[Prompt]:
Every line in the entries where "location" is found should be copied.

[Entries from a dataset of interfaces]
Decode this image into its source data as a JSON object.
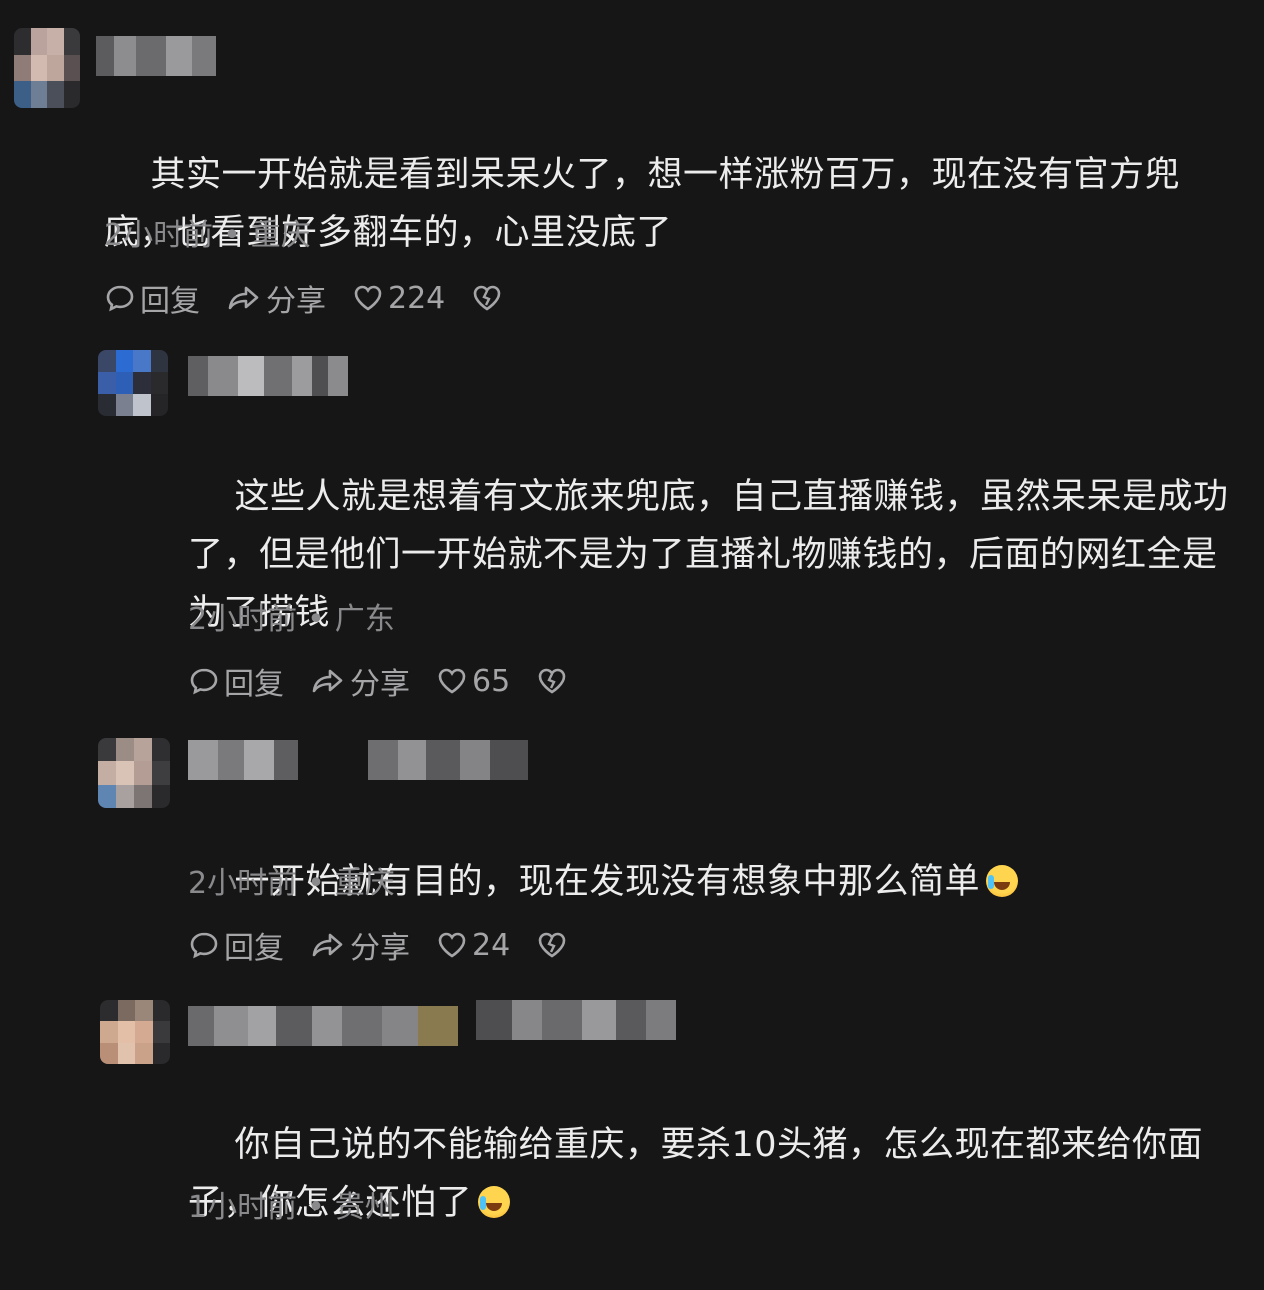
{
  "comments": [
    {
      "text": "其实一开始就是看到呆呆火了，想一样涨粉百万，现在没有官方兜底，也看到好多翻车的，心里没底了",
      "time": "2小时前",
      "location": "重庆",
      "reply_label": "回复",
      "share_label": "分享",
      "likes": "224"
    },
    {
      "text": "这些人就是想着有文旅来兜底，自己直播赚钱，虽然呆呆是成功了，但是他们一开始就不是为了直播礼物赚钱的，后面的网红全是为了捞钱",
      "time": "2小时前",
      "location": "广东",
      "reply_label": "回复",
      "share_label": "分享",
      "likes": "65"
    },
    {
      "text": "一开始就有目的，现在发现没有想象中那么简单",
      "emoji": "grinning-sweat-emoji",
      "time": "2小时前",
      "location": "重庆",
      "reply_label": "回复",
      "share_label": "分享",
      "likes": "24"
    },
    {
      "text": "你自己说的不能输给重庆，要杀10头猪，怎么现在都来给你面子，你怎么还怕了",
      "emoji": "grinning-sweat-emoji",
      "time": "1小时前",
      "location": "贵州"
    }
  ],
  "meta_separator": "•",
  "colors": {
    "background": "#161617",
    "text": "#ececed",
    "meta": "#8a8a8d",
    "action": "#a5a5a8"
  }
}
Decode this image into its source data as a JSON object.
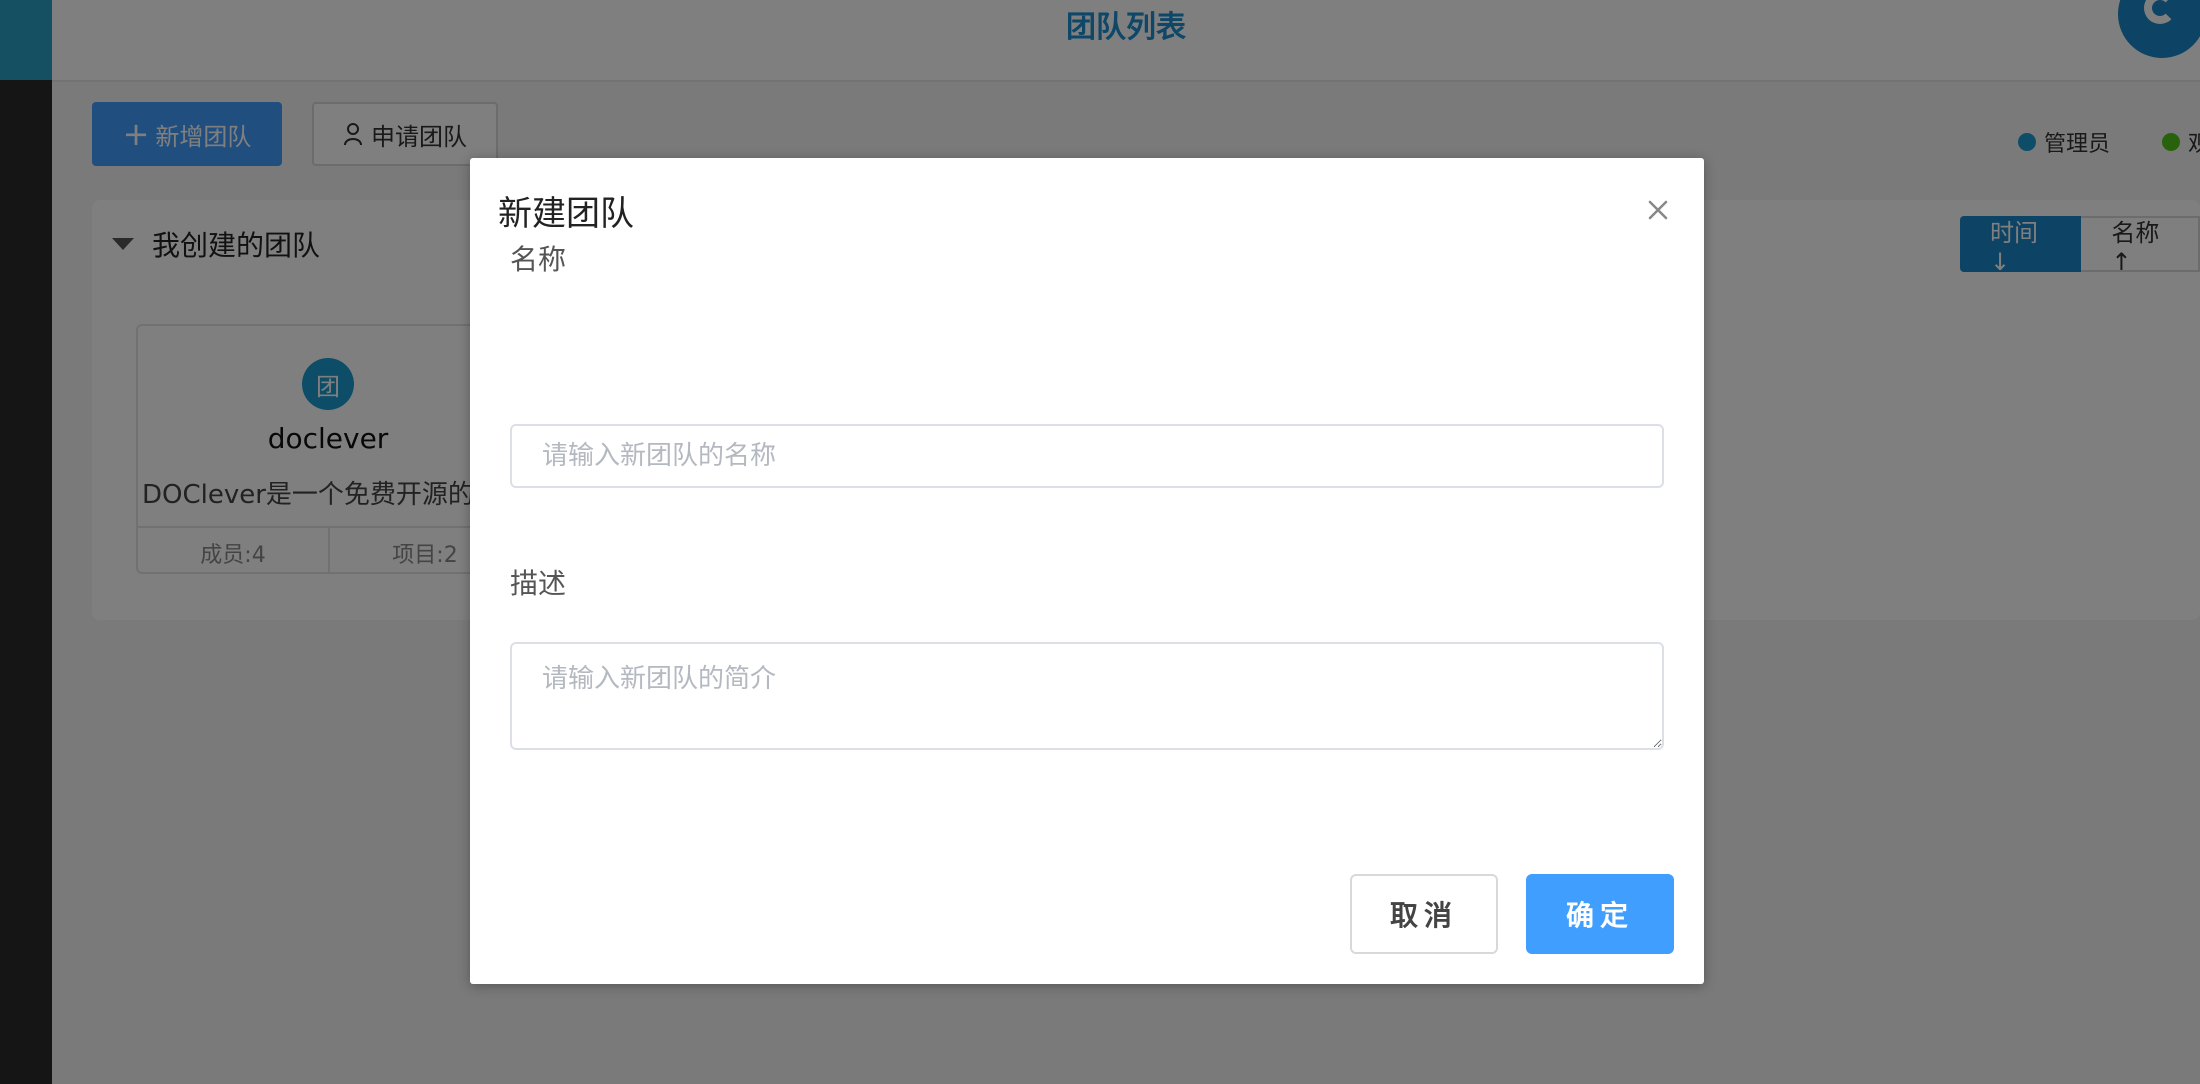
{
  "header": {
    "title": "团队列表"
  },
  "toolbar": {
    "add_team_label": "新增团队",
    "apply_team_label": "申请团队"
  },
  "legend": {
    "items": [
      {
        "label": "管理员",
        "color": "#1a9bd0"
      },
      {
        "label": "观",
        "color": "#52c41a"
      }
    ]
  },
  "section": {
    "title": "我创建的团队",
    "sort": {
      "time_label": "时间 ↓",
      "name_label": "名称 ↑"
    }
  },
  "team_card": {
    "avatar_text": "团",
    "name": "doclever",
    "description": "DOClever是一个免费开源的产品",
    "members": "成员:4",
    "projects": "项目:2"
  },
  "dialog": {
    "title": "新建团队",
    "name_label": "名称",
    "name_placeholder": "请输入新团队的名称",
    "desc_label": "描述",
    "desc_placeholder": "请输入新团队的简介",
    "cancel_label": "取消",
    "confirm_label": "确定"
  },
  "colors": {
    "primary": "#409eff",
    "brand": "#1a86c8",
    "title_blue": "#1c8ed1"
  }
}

[Task answer]:
      "location": "重庆",
      "location": "广东",
      "location": "重庆",
      "location": "贵州"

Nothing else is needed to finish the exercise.